Many sources say that a starter can last for up to a month in the refrigerator, but I've left them for up to three months and I've been able to revive them with no trouble. The longer they've been semi-dormant, the longer it takes them to revive, so it might be three days worth of feeding on the counter before you can bake with a seriously sleepy starter. On the other hand, you might like the flavor of your starter better after it has had some quality time in the cold. Mature starters are more than just time-savers—there is a difference in flavor and texture between a brand new starter and one that has matured for a while.

If you're only storing your starter in the refrigerator for a week or so, the starter will bounce back much quicker than one that's been neglected, but of course you can continue feeding it or pop it back in the refrigerator for a day or two until you're ready for it.

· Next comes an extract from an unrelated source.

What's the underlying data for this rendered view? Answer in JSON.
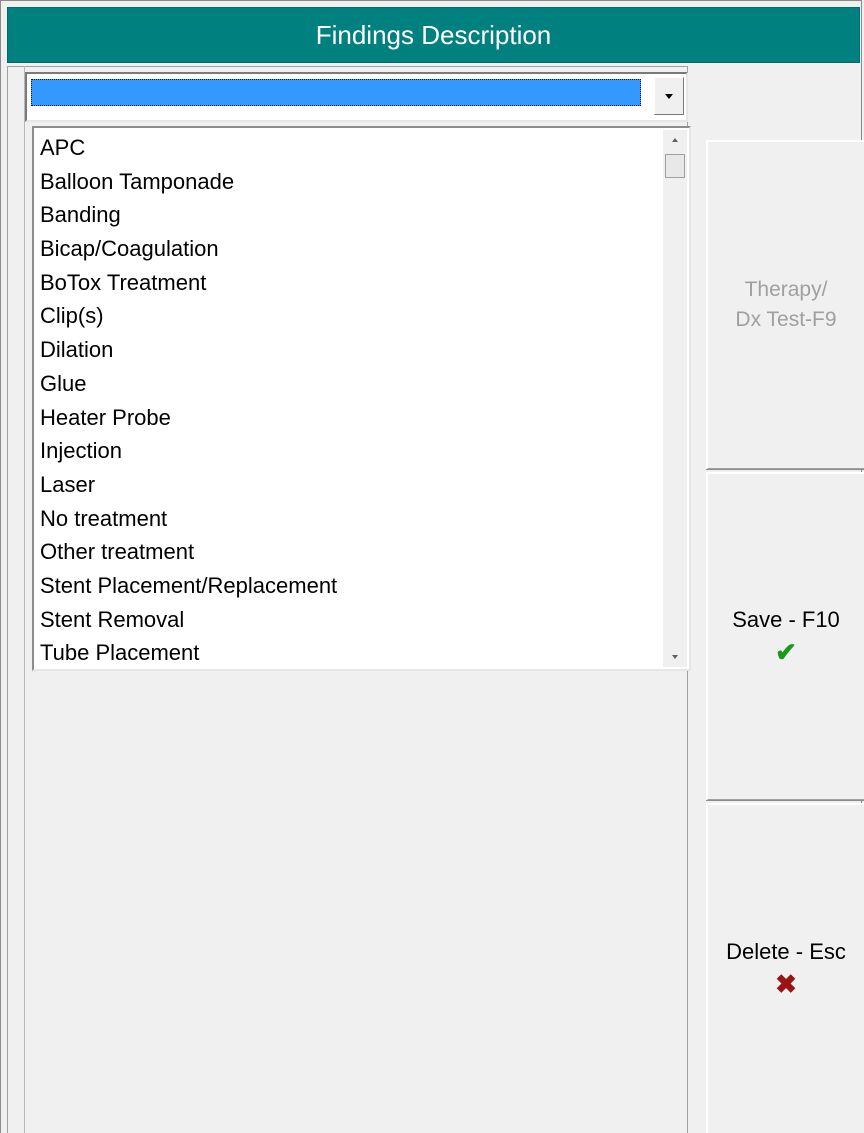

The amount of starter you choose to store is up to you, but quite often I store a very small amount after harvesting most of what is in the jar. That way, when I start feeding the stored starter I have plenty of room in the jar for expansion. If I need more starter for my next baking project, I just feed more often to get to the level I need for the next harvest.

Here's what the harvested mixture in the bowl looked like in the morning:

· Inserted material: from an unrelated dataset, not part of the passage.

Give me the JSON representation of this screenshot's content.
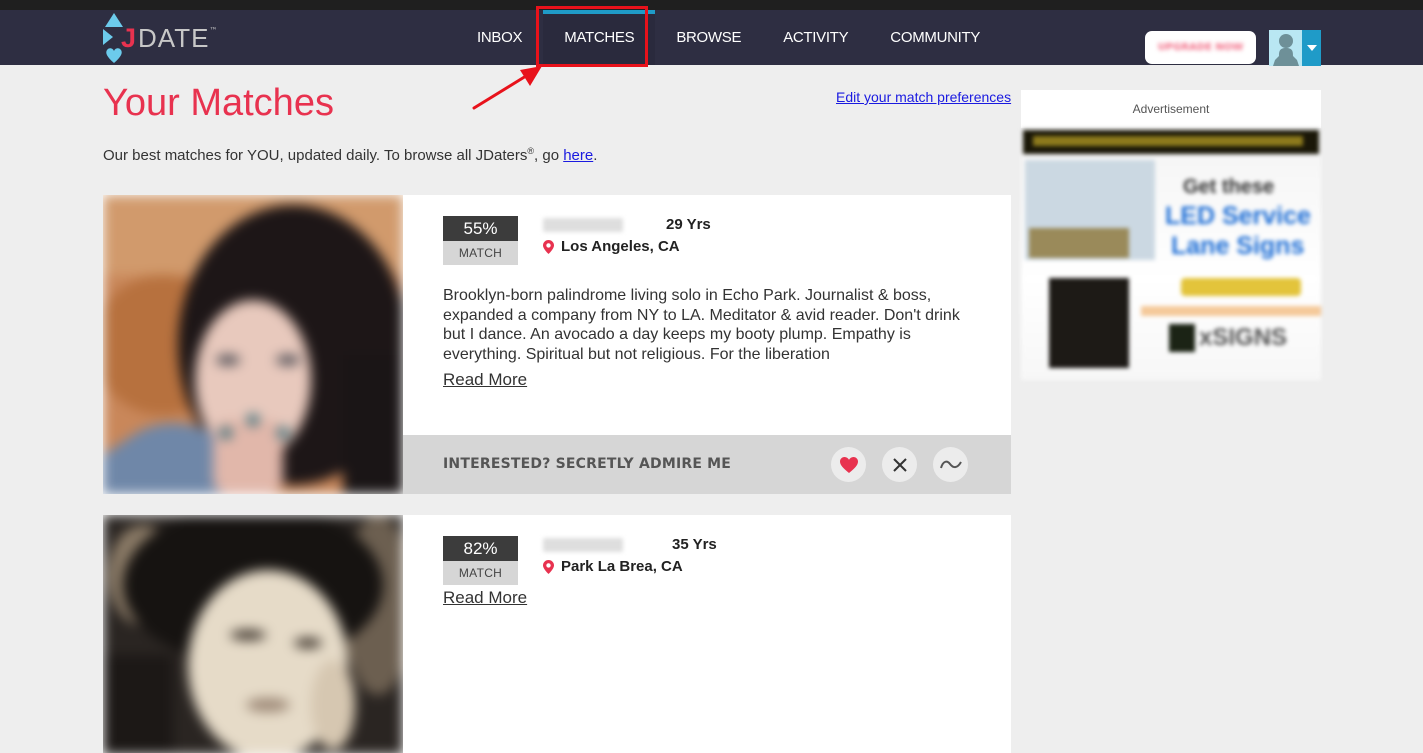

day 11 in bowl after overnight.JPG

It's destined to become a pizza. (Are you making pizza with your starter? Be sure to send in pictures for My Pie Monday!)

About the author: Donna Currie has been cooking for fun and writing for pay since the days when typewritten articles traveled by snail mail. When she combined those talents in a food column for a newspaper in her area, she realized that writing about food is almost as much fun as eating. She launched the blog Cookistry and has now joined the Serious Eats team with a weekly column about baking.

Sourdough from Scratch

Day Zero: What You'll Need »
Day 1: A Half-Ounce Flour and an Ounce of Water »
Day 2: No Feeding, Just Stirring »
Day 3: Feed Me More Flour! »
Day 4: 100% Hydration »
Day 5: Keep Feeding and Stirring! »
Day 6: Keep Stirring and Feeding! »
Day 7: Feed and Wait »
Day 8: Getting Close! »
Day 9: First Harvest »
Day 10: Second Harvest »
What Happens If You Neglect Your Sourdough Starter »

Comments

Add a comment

Comments can take up to a minute to appear - please be patient!

Previewing your comment: